WHAT YOU ARE ASKED TO DO – When a line in the entries below contains "works", tally it; give the tally with nothing added.

THE DATA –
════════

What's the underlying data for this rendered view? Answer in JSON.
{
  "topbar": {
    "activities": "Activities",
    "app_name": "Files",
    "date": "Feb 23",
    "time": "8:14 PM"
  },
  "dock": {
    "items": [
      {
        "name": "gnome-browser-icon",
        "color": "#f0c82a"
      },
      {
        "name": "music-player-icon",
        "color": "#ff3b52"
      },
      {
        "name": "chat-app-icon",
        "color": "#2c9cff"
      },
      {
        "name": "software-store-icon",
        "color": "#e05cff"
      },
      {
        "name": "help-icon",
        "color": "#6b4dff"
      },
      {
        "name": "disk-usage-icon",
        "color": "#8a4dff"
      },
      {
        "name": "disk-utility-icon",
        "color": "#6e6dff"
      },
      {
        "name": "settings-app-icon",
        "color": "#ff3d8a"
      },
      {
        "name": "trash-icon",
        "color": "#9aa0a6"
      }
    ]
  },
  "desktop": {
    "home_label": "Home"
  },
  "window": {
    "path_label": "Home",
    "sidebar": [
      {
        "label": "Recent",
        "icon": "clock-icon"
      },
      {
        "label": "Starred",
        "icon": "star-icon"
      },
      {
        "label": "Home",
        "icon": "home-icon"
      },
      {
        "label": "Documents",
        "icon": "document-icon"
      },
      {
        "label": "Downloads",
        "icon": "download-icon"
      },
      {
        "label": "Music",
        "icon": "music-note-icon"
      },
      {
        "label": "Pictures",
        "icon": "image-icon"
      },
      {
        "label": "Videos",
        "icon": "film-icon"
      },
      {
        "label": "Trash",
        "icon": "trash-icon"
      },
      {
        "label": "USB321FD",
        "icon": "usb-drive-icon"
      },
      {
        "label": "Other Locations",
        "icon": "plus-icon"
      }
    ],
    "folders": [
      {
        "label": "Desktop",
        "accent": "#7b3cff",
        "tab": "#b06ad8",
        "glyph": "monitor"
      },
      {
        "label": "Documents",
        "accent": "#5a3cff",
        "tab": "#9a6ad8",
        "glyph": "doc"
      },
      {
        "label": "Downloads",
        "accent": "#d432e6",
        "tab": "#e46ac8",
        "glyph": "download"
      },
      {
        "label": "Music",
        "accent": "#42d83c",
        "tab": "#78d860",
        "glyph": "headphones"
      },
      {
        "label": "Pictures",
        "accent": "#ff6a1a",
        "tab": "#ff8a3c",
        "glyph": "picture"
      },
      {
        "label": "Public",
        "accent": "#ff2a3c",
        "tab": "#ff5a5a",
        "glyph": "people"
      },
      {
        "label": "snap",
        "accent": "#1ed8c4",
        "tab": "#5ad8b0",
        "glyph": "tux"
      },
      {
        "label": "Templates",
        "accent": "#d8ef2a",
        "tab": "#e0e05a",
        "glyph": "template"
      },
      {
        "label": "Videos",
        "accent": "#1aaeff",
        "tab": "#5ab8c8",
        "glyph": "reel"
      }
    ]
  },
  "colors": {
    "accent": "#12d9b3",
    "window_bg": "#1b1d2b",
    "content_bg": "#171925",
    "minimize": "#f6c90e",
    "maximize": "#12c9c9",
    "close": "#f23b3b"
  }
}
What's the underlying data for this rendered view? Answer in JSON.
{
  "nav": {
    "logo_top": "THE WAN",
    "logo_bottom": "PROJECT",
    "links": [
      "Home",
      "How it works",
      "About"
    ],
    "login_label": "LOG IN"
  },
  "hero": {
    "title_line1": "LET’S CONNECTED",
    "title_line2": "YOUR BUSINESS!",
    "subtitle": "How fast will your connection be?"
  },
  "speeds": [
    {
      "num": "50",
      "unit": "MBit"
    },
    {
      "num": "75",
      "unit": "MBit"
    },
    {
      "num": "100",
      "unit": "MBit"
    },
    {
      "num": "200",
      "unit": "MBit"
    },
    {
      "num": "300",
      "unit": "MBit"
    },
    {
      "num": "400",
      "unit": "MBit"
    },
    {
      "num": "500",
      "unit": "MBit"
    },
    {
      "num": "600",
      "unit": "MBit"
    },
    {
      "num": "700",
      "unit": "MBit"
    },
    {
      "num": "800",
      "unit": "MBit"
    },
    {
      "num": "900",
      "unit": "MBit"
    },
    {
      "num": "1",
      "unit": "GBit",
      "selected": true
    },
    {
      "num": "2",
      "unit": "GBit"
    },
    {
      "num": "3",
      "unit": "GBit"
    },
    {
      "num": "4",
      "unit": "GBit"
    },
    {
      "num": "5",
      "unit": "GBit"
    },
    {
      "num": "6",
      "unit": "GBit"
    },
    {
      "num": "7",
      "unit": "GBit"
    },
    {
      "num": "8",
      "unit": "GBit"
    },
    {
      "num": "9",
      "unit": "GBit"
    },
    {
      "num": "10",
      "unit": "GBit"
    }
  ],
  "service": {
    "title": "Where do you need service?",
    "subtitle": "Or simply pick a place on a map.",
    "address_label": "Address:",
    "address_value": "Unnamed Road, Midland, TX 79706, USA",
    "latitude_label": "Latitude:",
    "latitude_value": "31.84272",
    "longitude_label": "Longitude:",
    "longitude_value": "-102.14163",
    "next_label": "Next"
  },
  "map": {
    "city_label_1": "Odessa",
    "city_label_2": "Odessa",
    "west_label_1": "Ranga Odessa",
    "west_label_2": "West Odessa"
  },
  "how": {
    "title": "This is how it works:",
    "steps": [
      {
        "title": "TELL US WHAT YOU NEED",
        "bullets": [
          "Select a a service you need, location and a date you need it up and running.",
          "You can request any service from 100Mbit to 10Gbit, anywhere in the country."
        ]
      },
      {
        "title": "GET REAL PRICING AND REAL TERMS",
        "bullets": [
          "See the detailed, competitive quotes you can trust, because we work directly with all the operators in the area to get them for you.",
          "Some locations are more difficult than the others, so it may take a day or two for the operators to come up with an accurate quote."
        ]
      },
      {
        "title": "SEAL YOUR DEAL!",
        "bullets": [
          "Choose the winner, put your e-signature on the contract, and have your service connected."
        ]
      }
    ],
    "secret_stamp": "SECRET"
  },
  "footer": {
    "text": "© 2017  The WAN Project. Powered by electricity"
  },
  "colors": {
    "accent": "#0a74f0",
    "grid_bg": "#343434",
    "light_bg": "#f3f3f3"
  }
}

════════

ANSWER FOR THE TASK – 2